Chapter 13. Giving Credit to the Bond Market
If you owe the bank $100, that's your problem. If you owe the bank $100 million, that's the bank's problem.
|--—JEAN PAUL GETTY|
The importance of money flows from it being a link between the present and the future.
|--—JOHN MAYNARD KEYNES|
Many equity investors consider the bond market a place to preserve capital, not grow it. But the bond market—and the credit market in general—offer indicators that make them well worth following.
To appreciate the indicators the credit markets offer, it's important to understand the differences between equity and debt investors. Equity holders care about return on principal. People and organizations that lend money, on the other hand, care about return of principal. Because credit providers can receive no more than the face value of a bond or loan, they focus much more on what can go wrong. Equity investors, by contrast, participate in a company's growth, and they spend a lot of time thinking about what can go right. Bondholders' natural skepticism can be a nice counterweight to equity's natural bullishness.
The relationships between bonds with different levels of principal protection give an ongoing barometer of risk tolerance in the credit market. Shifts in lenders' risk tolerance often lead changes in risk tolerance among equity investors.

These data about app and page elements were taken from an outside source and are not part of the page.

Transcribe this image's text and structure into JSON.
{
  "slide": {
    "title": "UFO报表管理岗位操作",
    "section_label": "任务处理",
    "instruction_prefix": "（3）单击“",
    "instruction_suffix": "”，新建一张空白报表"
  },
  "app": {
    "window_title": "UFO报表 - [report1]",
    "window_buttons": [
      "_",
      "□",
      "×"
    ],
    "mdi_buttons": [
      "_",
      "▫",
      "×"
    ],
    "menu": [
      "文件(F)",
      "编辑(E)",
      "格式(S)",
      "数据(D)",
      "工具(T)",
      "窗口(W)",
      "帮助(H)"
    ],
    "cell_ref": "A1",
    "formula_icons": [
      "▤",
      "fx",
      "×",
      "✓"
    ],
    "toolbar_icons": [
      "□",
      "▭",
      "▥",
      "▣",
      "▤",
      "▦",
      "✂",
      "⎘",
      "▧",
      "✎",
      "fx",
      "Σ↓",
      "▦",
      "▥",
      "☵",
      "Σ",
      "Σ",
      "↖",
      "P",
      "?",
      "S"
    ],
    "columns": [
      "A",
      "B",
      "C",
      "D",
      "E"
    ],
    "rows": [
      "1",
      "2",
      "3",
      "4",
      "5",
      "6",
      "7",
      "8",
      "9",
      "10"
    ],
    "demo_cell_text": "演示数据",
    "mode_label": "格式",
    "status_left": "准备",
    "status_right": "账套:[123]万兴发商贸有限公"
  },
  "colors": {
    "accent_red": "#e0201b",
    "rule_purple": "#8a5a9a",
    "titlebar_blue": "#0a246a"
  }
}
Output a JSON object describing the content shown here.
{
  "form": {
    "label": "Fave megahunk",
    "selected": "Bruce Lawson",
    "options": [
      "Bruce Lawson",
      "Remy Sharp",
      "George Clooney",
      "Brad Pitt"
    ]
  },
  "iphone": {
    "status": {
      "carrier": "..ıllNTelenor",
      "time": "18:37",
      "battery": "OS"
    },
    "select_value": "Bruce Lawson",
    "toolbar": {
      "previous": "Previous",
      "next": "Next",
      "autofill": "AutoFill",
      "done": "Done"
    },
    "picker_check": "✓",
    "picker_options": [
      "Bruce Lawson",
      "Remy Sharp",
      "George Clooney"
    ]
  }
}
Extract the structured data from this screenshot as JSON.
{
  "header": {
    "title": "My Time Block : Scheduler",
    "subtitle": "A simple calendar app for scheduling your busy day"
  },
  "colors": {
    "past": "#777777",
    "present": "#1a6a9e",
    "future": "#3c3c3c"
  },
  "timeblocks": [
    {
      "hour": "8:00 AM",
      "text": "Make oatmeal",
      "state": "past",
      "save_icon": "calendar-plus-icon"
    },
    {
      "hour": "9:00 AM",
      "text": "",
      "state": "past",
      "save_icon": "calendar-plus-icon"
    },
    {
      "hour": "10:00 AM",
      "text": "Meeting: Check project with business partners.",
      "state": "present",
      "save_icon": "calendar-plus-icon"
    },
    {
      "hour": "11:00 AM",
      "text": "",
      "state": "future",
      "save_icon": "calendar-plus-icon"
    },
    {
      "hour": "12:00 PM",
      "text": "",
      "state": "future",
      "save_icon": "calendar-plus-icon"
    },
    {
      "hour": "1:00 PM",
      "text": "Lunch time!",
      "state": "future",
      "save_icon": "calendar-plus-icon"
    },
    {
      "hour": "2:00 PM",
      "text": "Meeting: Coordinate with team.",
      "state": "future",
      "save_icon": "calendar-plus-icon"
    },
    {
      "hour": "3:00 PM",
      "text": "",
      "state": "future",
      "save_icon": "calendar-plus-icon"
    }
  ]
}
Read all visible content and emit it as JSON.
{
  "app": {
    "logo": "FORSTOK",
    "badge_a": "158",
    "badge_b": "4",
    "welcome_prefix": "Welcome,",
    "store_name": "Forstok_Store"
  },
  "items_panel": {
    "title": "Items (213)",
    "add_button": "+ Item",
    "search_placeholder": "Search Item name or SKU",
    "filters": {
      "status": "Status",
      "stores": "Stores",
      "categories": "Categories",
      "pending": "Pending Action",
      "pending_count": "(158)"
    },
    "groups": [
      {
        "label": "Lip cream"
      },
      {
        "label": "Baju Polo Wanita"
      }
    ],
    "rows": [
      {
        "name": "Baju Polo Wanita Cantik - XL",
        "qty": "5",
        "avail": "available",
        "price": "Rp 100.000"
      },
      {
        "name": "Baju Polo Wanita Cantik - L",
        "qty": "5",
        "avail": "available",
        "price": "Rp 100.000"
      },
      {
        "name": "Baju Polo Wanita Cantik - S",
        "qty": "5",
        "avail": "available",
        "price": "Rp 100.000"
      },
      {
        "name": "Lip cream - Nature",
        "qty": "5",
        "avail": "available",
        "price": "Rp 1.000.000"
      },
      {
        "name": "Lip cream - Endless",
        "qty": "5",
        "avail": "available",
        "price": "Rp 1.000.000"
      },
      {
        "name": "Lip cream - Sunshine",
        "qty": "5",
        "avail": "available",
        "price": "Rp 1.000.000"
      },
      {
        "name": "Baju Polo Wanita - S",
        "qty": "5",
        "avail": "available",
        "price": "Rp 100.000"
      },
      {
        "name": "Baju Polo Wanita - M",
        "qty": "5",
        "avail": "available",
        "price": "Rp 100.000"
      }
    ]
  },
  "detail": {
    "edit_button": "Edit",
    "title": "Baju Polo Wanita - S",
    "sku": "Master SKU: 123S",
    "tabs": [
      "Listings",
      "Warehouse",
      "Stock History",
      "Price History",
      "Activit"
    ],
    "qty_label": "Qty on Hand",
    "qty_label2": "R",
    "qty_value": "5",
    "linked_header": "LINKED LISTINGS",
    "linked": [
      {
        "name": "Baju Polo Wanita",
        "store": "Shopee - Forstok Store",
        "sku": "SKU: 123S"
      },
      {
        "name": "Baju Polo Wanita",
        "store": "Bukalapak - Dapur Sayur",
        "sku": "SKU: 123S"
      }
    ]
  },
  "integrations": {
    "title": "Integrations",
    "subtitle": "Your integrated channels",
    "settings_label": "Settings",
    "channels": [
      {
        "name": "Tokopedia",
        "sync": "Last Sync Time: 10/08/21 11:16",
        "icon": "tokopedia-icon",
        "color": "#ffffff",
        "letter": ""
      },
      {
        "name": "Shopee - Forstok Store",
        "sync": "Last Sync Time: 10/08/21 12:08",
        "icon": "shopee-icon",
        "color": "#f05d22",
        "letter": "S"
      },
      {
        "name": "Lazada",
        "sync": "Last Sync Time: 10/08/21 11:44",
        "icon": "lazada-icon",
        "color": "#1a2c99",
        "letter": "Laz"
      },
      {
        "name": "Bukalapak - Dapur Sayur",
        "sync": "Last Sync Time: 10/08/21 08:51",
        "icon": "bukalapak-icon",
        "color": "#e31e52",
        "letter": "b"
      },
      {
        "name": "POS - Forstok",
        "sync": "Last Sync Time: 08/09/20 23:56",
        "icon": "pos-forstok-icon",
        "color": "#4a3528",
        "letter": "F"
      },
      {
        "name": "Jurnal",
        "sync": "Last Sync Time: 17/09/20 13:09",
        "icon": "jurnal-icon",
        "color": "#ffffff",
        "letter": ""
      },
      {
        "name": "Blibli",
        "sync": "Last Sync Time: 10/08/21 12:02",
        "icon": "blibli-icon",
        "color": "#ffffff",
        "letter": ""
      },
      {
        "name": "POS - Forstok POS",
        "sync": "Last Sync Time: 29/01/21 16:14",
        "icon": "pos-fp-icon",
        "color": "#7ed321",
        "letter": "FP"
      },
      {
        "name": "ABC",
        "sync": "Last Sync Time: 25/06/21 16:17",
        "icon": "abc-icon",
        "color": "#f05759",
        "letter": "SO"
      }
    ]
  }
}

Bonds can also presage price changes in the equity markets. Credit is an economy's lifeblood. Companies facing tougher lending terms will make less profit in the future, ...